Problem requirements:
Find the string "structured" in the data, then copy every line where it is found.

-- Opening Marker --

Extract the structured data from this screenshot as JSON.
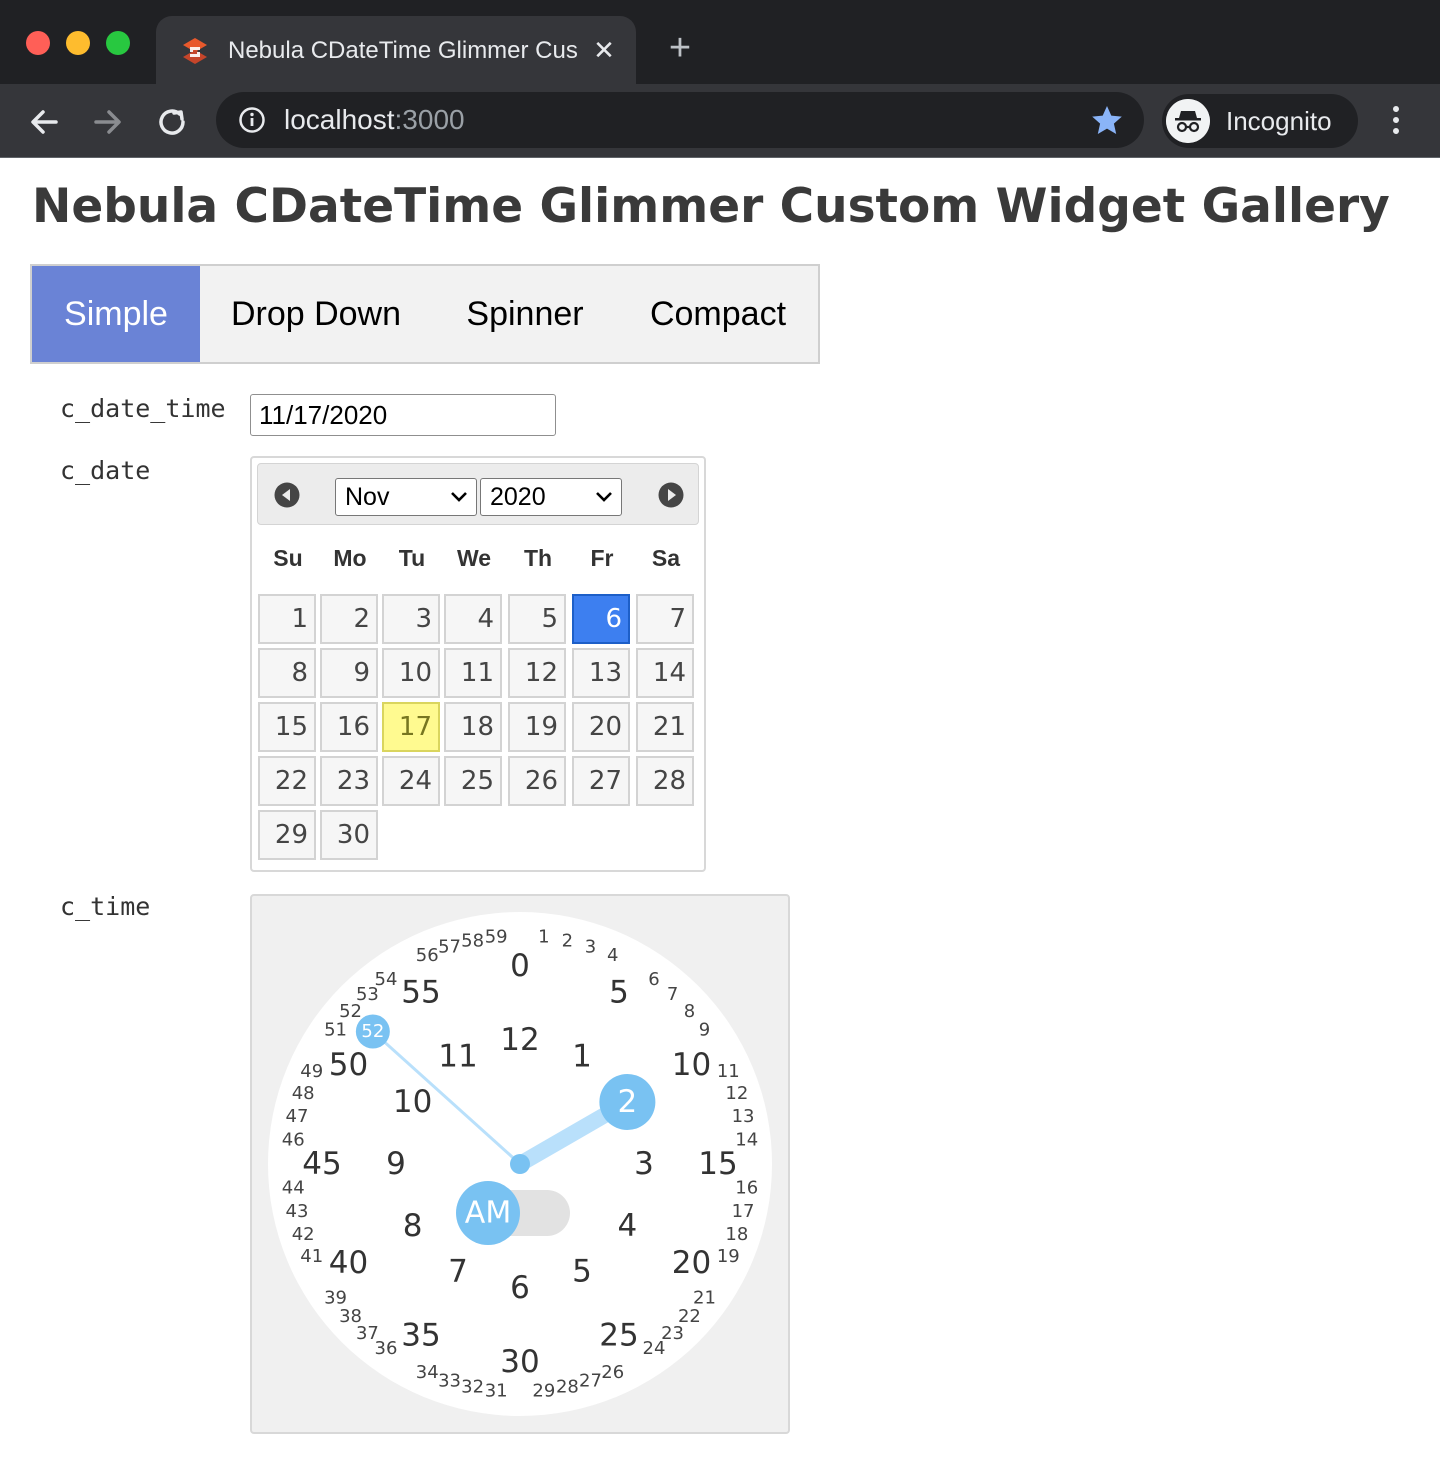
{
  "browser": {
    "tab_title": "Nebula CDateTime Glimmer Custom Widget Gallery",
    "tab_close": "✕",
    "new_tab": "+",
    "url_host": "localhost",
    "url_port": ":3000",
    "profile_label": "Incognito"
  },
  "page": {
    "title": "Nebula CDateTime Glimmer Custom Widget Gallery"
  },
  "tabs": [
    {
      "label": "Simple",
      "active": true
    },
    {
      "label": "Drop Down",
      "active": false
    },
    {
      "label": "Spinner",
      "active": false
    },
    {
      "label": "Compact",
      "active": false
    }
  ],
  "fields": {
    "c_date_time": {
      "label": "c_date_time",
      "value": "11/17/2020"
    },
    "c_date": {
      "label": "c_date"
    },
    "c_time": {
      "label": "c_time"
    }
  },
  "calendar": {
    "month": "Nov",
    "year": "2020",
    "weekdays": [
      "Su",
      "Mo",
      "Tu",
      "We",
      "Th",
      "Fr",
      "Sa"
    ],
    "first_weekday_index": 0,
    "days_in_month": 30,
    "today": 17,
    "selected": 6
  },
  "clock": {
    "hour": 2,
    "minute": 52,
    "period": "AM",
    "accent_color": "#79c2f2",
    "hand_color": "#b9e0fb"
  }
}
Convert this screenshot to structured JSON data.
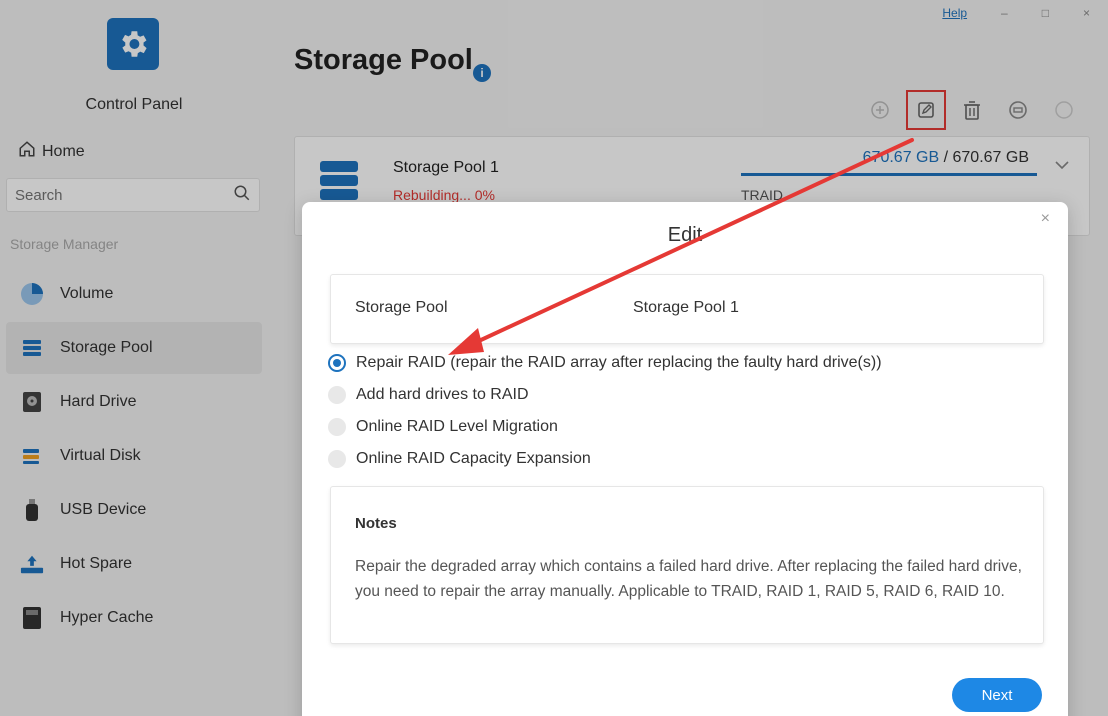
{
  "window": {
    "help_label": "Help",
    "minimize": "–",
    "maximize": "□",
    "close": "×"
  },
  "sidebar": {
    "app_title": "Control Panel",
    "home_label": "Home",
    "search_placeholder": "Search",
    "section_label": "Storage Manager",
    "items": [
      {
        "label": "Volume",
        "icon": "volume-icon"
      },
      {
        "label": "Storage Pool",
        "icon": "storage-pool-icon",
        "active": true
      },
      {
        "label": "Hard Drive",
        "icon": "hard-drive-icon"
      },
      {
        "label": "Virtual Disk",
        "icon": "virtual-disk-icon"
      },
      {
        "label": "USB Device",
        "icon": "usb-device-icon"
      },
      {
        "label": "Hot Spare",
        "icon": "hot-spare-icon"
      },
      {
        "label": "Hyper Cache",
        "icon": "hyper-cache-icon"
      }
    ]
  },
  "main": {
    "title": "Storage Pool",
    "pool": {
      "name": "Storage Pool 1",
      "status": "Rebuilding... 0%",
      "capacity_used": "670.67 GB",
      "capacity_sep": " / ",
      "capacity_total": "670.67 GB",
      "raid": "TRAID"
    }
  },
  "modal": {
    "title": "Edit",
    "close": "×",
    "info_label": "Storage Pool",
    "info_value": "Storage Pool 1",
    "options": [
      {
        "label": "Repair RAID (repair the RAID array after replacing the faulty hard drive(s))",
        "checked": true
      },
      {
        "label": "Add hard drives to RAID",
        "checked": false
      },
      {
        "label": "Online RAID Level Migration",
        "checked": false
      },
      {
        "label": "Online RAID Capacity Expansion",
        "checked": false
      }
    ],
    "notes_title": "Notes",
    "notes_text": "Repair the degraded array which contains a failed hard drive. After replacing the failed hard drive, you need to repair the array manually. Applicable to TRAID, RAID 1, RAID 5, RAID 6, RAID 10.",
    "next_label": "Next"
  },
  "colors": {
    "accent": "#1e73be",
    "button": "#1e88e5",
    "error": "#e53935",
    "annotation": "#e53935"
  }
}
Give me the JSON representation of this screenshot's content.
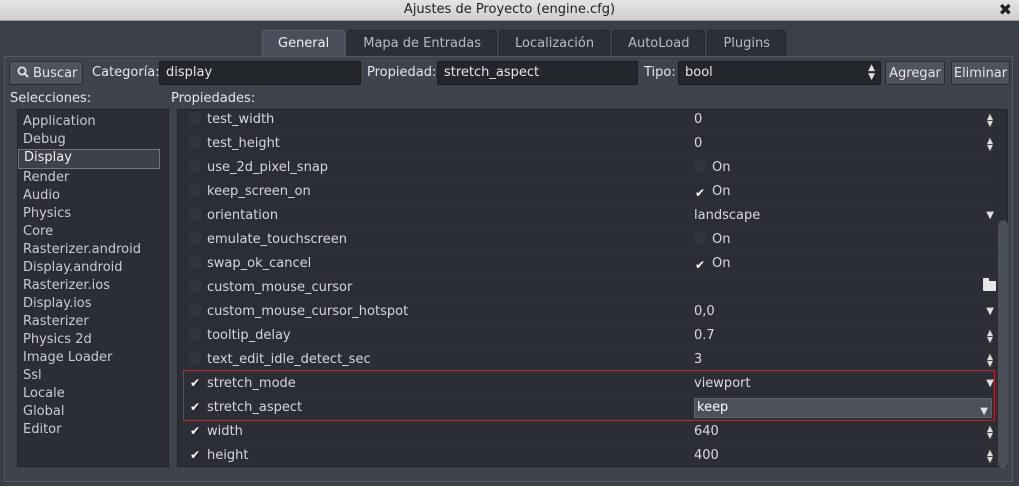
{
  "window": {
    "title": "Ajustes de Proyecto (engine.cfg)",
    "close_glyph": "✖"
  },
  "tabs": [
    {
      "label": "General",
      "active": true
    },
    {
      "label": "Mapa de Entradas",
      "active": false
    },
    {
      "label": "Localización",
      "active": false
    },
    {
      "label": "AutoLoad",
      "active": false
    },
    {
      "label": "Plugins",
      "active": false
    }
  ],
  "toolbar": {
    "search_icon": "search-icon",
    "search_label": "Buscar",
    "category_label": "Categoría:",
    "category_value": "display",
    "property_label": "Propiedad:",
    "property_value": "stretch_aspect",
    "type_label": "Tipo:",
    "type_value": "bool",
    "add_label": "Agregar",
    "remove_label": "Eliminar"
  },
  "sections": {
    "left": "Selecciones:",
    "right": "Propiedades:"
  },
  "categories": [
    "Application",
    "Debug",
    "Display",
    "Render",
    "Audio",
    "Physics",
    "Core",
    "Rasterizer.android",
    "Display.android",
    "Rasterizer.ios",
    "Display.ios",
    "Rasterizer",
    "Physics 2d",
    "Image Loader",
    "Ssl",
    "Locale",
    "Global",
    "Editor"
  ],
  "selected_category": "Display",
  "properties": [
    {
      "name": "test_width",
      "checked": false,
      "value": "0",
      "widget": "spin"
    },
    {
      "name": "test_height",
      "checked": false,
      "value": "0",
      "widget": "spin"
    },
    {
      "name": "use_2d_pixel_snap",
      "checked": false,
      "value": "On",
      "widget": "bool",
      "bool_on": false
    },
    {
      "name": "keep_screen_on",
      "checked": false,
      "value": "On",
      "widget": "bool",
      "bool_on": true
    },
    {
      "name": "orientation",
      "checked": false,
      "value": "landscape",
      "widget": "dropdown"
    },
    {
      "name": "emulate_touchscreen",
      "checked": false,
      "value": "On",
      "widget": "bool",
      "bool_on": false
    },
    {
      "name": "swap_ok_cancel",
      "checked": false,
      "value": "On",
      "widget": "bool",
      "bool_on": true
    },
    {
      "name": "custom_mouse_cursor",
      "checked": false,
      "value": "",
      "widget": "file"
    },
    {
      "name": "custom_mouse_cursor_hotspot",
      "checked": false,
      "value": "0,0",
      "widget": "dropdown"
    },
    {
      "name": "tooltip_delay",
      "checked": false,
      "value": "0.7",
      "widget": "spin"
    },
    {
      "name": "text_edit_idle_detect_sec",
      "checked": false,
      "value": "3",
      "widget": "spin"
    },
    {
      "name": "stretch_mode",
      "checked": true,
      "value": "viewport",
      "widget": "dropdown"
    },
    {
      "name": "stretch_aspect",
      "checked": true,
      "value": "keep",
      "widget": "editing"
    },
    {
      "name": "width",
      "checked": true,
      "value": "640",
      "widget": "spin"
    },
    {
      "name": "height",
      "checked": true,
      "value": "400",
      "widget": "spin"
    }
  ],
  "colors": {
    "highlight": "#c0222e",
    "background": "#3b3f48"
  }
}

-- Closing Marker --

Answer below:
Extract the structured data from this screenshot as JSON.
Convert this screenshot to structured JSON data.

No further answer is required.